[Element data from apps and pages]
++++++++++++++++++++

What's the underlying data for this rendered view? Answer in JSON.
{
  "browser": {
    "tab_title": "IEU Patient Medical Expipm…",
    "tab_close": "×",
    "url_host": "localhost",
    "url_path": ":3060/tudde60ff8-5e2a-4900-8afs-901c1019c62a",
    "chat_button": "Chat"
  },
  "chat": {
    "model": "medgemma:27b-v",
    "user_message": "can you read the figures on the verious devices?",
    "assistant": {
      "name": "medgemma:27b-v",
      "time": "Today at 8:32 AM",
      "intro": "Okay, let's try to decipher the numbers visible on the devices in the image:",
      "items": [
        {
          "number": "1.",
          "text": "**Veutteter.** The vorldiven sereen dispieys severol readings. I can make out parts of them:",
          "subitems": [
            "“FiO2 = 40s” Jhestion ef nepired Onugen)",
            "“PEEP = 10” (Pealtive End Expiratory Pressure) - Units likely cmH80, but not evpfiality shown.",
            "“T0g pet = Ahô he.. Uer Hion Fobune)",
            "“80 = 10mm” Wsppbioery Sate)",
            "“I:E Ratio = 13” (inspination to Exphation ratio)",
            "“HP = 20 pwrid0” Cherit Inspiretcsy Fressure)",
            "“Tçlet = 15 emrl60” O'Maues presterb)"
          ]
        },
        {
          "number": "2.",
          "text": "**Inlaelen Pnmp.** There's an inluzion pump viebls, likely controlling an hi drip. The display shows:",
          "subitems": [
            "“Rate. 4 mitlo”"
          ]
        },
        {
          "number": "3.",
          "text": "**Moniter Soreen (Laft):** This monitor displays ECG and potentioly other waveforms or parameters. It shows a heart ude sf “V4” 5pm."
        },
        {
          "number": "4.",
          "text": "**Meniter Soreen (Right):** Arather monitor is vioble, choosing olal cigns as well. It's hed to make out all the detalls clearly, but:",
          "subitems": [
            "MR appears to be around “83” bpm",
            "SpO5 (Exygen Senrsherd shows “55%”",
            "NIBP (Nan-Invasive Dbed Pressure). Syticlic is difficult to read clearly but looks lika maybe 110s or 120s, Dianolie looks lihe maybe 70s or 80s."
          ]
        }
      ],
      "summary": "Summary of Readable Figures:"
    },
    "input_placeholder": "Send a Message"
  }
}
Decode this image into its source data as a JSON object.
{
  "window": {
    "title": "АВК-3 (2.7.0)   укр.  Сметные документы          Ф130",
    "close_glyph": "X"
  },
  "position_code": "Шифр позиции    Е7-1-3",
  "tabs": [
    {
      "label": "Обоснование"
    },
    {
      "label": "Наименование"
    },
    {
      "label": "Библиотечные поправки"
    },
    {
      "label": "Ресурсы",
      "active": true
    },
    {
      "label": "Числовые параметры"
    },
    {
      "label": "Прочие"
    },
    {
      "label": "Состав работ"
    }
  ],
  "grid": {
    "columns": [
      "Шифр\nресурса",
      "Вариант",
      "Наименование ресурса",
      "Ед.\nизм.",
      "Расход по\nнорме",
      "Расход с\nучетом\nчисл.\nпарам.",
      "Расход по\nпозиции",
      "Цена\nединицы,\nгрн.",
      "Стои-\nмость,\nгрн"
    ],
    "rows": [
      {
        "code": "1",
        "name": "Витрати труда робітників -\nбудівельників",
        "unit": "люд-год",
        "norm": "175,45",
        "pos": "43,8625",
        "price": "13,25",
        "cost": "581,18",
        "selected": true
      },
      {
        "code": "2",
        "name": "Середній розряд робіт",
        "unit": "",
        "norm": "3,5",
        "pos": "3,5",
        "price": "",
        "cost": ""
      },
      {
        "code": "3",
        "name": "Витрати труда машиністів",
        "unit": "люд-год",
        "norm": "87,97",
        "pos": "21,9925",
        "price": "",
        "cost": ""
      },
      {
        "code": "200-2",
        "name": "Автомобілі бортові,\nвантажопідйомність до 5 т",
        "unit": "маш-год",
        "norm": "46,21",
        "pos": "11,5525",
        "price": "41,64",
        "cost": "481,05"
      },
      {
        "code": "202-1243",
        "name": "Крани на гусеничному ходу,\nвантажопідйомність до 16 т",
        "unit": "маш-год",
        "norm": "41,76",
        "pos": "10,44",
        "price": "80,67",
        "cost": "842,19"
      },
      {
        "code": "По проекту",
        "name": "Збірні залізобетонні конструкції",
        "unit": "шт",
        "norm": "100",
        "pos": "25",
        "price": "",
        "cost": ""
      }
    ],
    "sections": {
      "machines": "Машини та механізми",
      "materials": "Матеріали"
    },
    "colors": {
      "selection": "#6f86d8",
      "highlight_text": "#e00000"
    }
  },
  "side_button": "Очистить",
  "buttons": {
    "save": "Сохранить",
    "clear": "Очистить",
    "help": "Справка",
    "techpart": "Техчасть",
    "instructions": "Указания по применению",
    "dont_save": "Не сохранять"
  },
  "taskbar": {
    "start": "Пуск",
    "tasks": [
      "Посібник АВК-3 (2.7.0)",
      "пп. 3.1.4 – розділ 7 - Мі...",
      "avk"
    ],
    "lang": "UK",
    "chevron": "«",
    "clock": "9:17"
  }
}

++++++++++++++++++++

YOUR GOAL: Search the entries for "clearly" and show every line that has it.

RESULT FOR THIS EXERCISE:
          "text": "**Meniter Soreen (Right):** Arather monitor is vioble, choosing olal cigns as well. It's hed to make out all the detalls clearly, but:",
            "NIBP (Nan-Invasive Dbed Pressure). Syticlic is difficult to read clearly but looks lika maybe 110s or 120s, Dianolie looks lihe maybe 70s or 80s."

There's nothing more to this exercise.